Is Ultrasound Overused In Pregnancy?
Originally used only in high risk
pregnancies, ultrasound is now offered
routinely many times throughout
pregnancy. Routine use is now
officially recommended one time only at
16 to 18 weeks. Diagnostic ultrasound
is useful for high risk or complicated
During an ultrasound examination, high
frequency sound waves scan the mother's
abdomen and then reflect the fetus and
placenta on a video screen. Ultrasound
technology has advanced to the point
where it can show genetic as well as
structural fetal abnormalities.
Research shows that routine ultrasound
does not improve the outcome for the
baby. Long term risks for the baby are
unknown and have not been adequately
studied.
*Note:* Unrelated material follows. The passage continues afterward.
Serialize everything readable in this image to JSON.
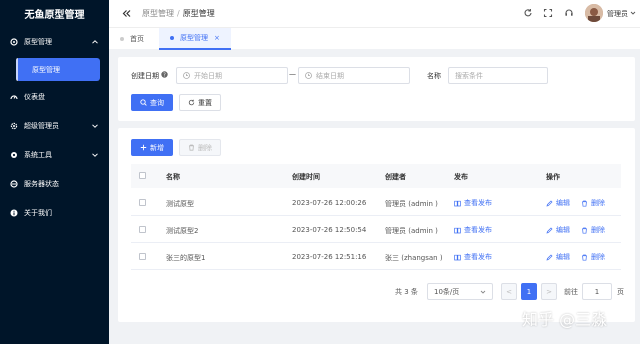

As with other technologies
like electronic fetal monitoring,
ultrasound was in widespread use before
its risk versus benefit ratio could be
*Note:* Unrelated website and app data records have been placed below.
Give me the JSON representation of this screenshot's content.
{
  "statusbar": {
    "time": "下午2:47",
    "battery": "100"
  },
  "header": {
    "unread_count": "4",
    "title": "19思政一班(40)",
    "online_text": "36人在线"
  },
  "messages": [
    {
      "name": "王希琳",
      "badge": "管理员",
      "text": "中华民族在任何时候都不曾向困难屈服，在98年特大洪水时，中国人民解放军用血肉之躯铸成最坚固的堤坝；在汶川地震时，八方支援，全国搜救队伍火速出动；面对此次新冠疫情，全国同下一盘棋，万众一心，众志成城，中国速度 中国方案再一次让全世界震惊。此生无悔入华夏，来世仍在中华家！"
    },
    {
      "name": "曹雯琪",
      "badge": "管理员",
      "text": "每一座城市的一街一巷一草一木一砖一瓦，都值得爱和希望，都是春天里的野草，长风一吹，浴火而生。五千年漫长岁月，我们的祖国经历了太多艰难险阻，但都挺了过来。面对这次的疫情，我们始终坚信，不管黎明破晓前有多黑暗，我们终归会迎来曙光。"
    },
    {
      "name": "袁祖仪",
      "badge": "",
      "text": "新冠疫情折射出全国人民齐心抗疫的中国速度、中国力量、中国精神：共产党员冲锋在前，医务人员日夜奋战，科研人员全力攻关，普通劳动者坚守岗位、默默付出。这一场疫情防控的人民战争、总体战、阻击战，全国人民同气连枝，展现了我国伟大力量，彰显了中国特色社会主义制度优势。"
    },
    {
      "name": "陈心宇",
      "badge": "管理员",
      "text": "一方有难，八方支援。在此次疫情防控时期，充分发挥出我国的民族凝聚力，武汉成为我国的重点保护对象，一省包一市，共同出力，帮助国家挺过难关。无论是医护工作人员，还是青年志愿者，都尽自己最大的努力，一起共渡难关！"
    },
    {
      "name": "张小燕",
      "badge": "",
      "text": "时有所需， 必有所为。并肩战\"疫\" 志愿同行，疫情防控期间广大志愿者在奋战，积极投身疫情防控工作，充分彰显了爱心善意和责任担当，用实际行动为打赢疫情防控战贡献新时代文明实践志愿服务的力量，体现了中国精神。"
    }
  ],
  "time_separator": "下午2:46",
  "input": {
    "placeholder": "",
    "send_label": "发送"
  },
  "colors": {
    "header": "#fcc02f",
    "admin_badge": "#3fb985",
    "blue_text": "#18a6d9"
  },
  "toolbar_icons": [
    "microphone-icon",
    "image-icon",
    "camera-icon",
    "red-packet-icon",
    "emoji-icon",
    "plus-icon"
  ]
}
- Performed on healthy low risk women.
- Identifies structural abnormalities of
- Predicts delivery date within two weeks
89 percent of the time.
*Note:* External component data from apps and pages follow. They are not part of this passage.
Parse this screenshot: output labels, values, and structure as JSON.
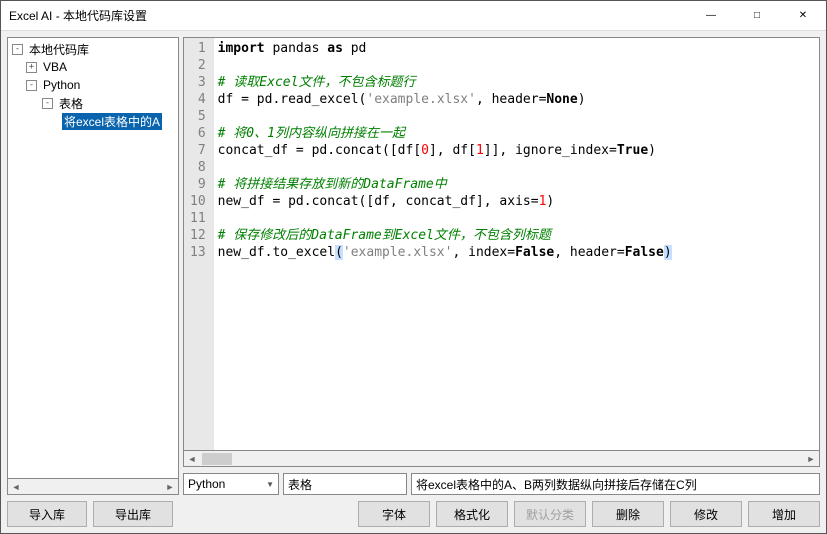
{
  "window": {
    "title": "Excel AI - 本地代码库设置"
  },
  "tree": {
    "root": "本地代码库",
    "items": {
      "vba": "VBA",
      "python": "Python",
      "tables": "表格",
      "selected": "将excel表格中的A"
    }
  },
  "code": {
    "lines": [
      {
        "n": 1,
        "segs": [
          {
            "t": "import ",
            "c": "kw"
          },
          {
            "t": "pandas "
          },
          {
            "t": "as ",
            "c": "kw"
          },
          {
            "t": "pd"
          }
        ]
      },
      {
        "n": 2,
        "segs": []
      },
      {
        "n": 3,
        "segs": [
          {
            "t": "# 读取Excel文件，不包含标题行",
            "c": "cmt"
          }
        ]
      },
      {
        "n": 4,
        "segs": [
          {
            "t": "df = pd.read_excel("
          },
          {
            "t": "'example.xlsx'",
            "c": "str"
          },
          {
            "t": ", header="
          },
          {
            "t": "None",
            "c": "const"
          },
          {
            "t": ")"
          }
        ]
      },
      {
        "n": 5,
        "segs": []
      },
      {
        "n": 6,
        "segs": [
          {
            "t": "# 将0、1列内容纵向拼接在一起",
            "c": "cmt"
          }
        ]
      },
      {
        "n": 7,
        "segs": [
          {
            "t": "concat_df = pd.concat([df["
          },
          {
            "t": "0",
            "c": "num"
          },
          {
            "t": "], df["
          },
          {
            "t": "1",
            "c": "num"
          },
          {
            "t": "]], ignore_index="
          },
          {
            "t": "True",
            "c": "const"
          },
          {
            "t": ")"
          }
        ]
      },
      {
        "n": 8,
        "segs": []
      },
      {
        "n": 9,
        "segs": [
          {
            "t": "# 将拼接结果存放到新的DataFrame中",
            "c": "cmt"
          }
        ]
      },
      {
        "n": 10,
        "segs": [
          {
            "t": "new_df = pd.concat([df, concat_df], axis="
          },
          {
            "t": "1",
            "c": "num"
          },
          {
            "t": ")"
          }
        ]
      },
      {
        "n": 11,
        "segs": []
      },
      {
        "n": 12,
        "segs": [
          {
            "t": "# 保存修改后的DataFrame到Excel文件，不包含列标题",
            "c": "cmt"
          }
        ]
      },
      {
        "n": 13,
        "segs": [
          {
            "t": "new_df.to_excel"
          },
          {
            "t": "(",
            "c": "paren-hl"
          },
          {
            "t": "'example.xlsx'",
            "c": "str"
          },
          {
            "t": ", index="
          },
          {
            "t": "False",
            "c": "const"
          },
          {
            "t": ", header="
          },
          {
            "t": "False",
            "c": "const"
          },
          {
            "t": ")",
            "c": "paren-hl"
          }
        ]
      }
    ]
  },
  "inputs": {
    "language": "Python",
    "category": "表格",
    "description": "将excel表格中的A、B两列数据纵向拼接后存储在C列"
  },
  "buttons": {
    "import": "导入库",
    "export": "导出库",
    "font": "字体",
    "format": "格式化",
    "defcat": "默认分类",
    "delete": "删除",
    "modify": "修改",
    "add": "增加"
  }
}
- Shows placental position but 90 percent
of low lying placentas on first
ultrasound move into normal position by
- Down's syndrome can now be detected
with about 75 percent accuracy,
especially when combined with blood
- Takes longer and answers specific
- Useful for high risk pregnancies in
women with diabetes, high blood
pressure and other complications.
- Required for amniocentesis (taking
sample of amniotic fluid to test for
- Necessary when complications of
pregnancy develop such as tubal
pregnancy, suspected twins, abnormal
bleeding, too much or too little
waters, and baby small or growing too
- To check for abnormal placental
How To Avoid Unnecessary Ultrasounds
- Keep records of periods before
pregnancy to get accurate birth date.
- Have doctor or midwife check baby's
position manually and baby's heart with
- Decide how important it is to know
fetal abnormalities in advance.
- Ask your doctor what information is
expected from ultrasound and will that
information change my care. Could other
tests find out the same information?.
- No need for more than one ultrasound in
a normal low risk pregnancy.